A usable identity management system
for the Digital Public Space

Position paper for the W3C Identity in the Browser Workshop, May 2011

Olivier Thereaux, Mo McRoberts, Richard Northover – British Broadcasting Corporation

The BBC is the largest broadcasting organisation in the world. With a public service mission to inform, educate and entertain, our activities as public service broadcaster include the production of TV and radio programmes, operating 8 national TV channels plus regional programming, 10 national and 40 local radio stations, many worldwide TV channels, as well as an extensive Web presence (online since 1996), notably known worldwide for its news and sports coverage.

All the BBC's online services use a centralised sign in system. In effect, this means that the BBC is not only hosting account information and user data, but that it also hosts proto-representations of the online identity of its users.

The BBC's core mission and challenges are different from those of international online social networking services. The question of Web identity is nonetheless crucial for the BBC's future, as illustrated by an increasing number of use cases. Our vision of a personalised BBC experience includes recommendations based on preferences and consumption patterns, social discovery of content based on sharing of user activity, as well as options for a range of content contribution and interaction. For each of these areas, the ability to identify and protect individuals, their preferences, contributions, data, permissions and rights is critically important.

We believe in the principle that the control and management of an individual's digital identity should be on their own terms, in a way that they can understand and fundamentally trust.
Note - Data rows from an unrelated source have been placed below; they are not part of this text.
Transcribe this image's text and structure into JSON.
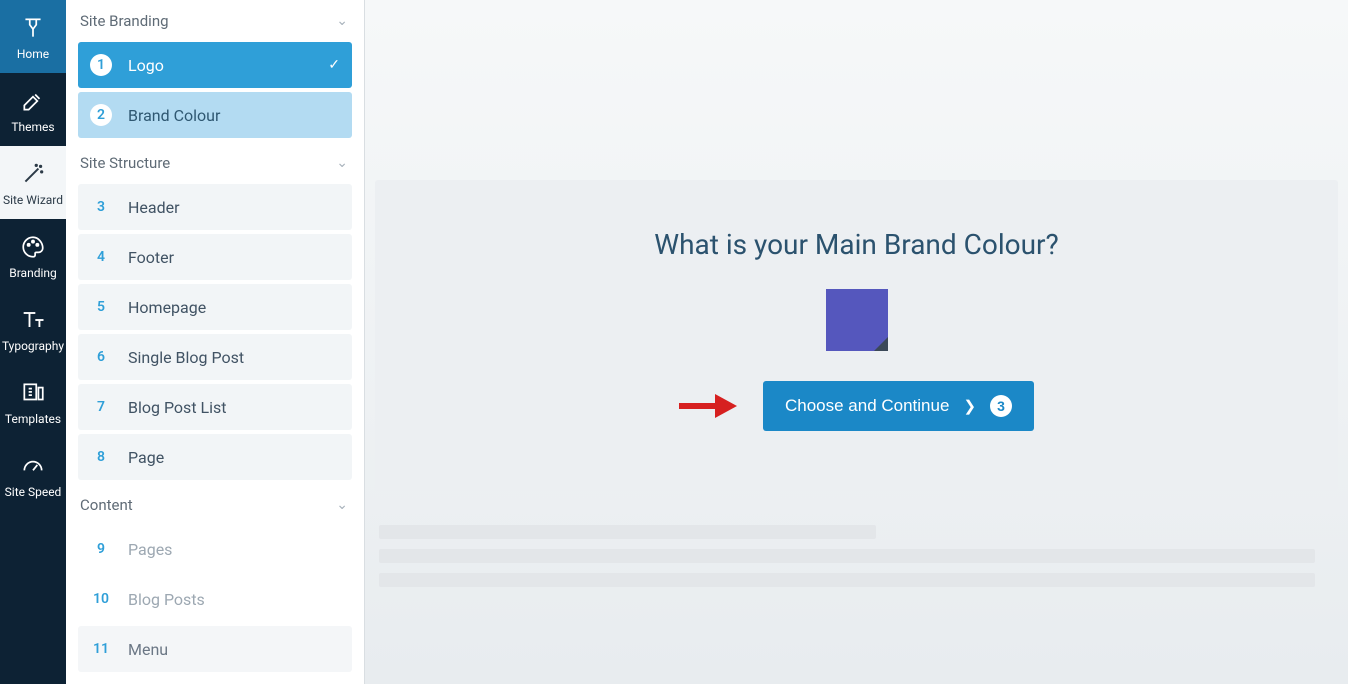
{
  "nav_rail": {
    "items": [
      {
        "label": "Home",
        "icon": "home-icon"
      },
      {
        "label": "Themes",
        "icon": "themes-icon"
      },
      {
        "label": "Site Wizard",
        "icon": "wand-icon"
      },
      {
        "label": "Branding",
        "icon": "palette-icon"
      },
      {
        "label": "Typography",
        "icon": "typography-icon"
      },
      {
        "label": "Templates",
        "icon": "templates-icon"
      },
      {
        "label": "Site Speed",
        "icon": "speed-icon"
      }
    ]
  },
  "sidebar": {
    "sections": [
      {
        "title": "Site Branding",
        "items": [
          {
            "num": "1",
            "label": "Logo",
            "state": "completed"
          },
          {
            "num": "2",
            "label": "Brand Colour",
            "state": "current"
          }
        ]
      },
      {
        "title": "Site Structure",
        "items": [
          {
            "num": "3",
            "label": "Header"
          },
          {
            "num": "4",
            "label": "Footer"
          },
          {
            "num": "5",
            "label": "Homepage"
          },
          {
            "num": "6",
            "label": "Single Blog Post"
          },
          {
            "num": "7",
            "label": "Blog Post List"
          },
          {
            "num": "8",
            "label": "Page"
          }
        ]
      },
      {
        "title": "Content",
        "items": [
          {
            "num": "9",
            "label": "Pages"
          },
          {
            "num": "10",
            "label": "Blog Posts"
          },
          {
            "num": "11",
            "label": "Menu"
          }
        ]
      }
    ]
  },
  "main": {
    "title": "What is your Main Brand Colour?",
    "swatch_color": "#5557bd",
    "cta_label": "Choose and Continue",
    "cta_step": "3"
  }
}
In practice, given the contemporary trends towards a more social, personal and ubiquitous Web where user profile, preferences and data become key building blocks of the online experience, ensuring adequate identification, authentication and user data management features is a crucial endeavor for the BBC. The solutions we find will need to scale to accommodate usage by a large majority of the population of the UK (the BBC reaches more than 90% of the UK population through its broadcasting and online operations) and beyond.

Several alternatives are currently available to reach this goal: the BBC may continue its effort of building its own system for identity and user data and make it scale. As one of the most trusted organisations in the UK, we can even envision making it into an identity system to be used beyond the BBC's online presence. Another possibility would see the BBC focus on the programmes and experience, and use online identity systems already provided by third parties such as one of the major social networking service. Each of these options come with a number of fundamental challenges, however: scalability and cost for the former, legal and social issues for the latter.

The BBC is governed by a public service remit. Any solution it pursues must be both in the public's interest, and also make the best possible use of the licence fee which is paid by the UK public and funds most of the BBC's activities. Given that neither operating our own identity system on a long-term basis, nor putting it into the hands of a third party are straightforward options, the possibility of decentralised identity systems which ensure that an individual is in control of their own digital identity begin to appear increasingly attractive.

A decentralised, user-owned identity would also possibly be the option most compatible with the goals and tenets of the Digital Public Space – an effort by the BBC and other cultural institutions in the UK to provide access to all of the UK's cultural archives, bringing together both the rich information carefully curated through the years with the more immediately-accessible higher level information and audio-visual material, both from the partners and around the Web.

The management of one's identity on the Web is only a part of the contemporary problem space of the social web, but a major one nevertheless. Solutions based on linked Web data and public-key certificate technologies are an apt technological answer to it. However the lack of usability of most personal identity management schemes proposed so far, and especially those based on the URI-as-representation-of-the-identity, has appeared to be a major hurdle to the adoption of user-controlled identity. We therefore propose that the upcoming workshop on identity in the browser focus in part on the following questions:

  1. How do we build an identity management system owned by the user, designed for the user, and which has properties such as unambiguous ownership and control over destiny, trust and understanding – the properties of a system which the user has built him-or-herself –?
  2. How do we build a decentralised, user-owned identity system which can function seamlessly on every device and browser, personal or shared, used by individuals in the home, at work and on the go? How can this work with users moving from a modern browser at home to a legacy one at work or school?
  3. How do we build an identity management stack using strong cryptography but which can mitigate the loss of keys resulting, from example, from the hardware failure of a personal computer?
  4. How do current W3C efforts relating to identity management relate to, and integrate our understanding of how people currently view and manage their online identities, through e.g various online social networking services, work and personal e-mail addresses, etc?
  5. How can better interfaces in the browser bridge the gap in digital literacy around cryptography, certificates, or indeed the management of their porous, multiple online identities?

Some of these questions will have to be answered as architectural principles for future standards; others may be worthy input for implementors and the interface and user experience they will devise. As a major broadcaster in the UK and internationally, and as a public service organisation with digital literacy education at the core of our mission, the BBC is looking forward to collaborating with the W3C community on building a strong set of use cases based on user research. We expect to bring valuable existing knowledge of the issue, a unique perspective as public service broadcaster, with a commitment to help building a scalable and effective identity management system usable, understandable, and trustable by all.